Over the past two decades, scientists’ ability to track neural activity with light has changed the face of neuroscience. Using genetically encoded calcium indicators, scientists can simultaneously monitor thousands of neurons, granting a much broader view of brain activity than was previously possible. “Now we can see the brain producing this beautiful symphony,” says Vincent Pieribone, a neuroscientist at Yale University.

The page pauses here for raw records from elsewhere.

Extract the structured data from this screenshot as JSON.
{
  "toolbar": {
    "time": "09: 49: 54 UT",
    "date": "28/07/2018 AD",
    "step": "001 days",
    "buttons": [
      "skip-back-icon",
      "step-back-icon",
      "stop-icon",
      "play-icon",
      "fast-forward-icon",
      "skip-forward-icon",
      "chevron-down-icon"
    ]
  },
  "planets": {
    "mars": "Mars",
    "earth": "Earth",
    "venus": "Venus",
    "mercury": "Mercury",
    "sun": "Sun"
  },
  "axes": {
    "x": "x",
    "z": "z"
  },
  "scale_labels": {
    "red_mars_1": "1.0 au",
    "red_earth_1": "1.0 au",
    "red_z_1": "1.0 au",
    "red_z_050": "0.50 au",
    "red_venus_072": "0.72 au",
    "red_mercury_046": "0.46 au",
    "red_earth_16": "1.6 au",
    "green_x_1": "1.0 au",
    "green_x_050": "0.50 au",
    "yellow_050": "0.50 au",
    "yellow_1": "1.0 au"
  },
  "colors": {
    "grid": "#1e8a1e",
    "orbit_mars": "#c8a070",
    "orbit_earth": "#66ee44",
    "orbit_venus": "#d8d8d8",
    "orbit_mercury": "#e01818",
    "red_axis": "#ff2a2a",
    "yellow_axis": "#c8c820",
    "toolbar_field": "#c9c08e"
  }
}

But ever since these indicators were first developed, scientists have been striving to make them better. They want sensors that are brighter or glow in different colors, operate faster or slower, or can target different locations. Scientists presented their newest engineering advances at the third annual meeting of BRAIN Initiative investigators, held in Bethesda, Maryland, in December. They described calcium sensors that fluoresce in red, far-red and near infrared, as well as sensors designed to directly monitor changes in voltage. Whereas implanted electrodes can directly measure voltage changes in the brain, genetically engineered sensors have the potential to measure orders of magnitude more cells and to do so less invasively.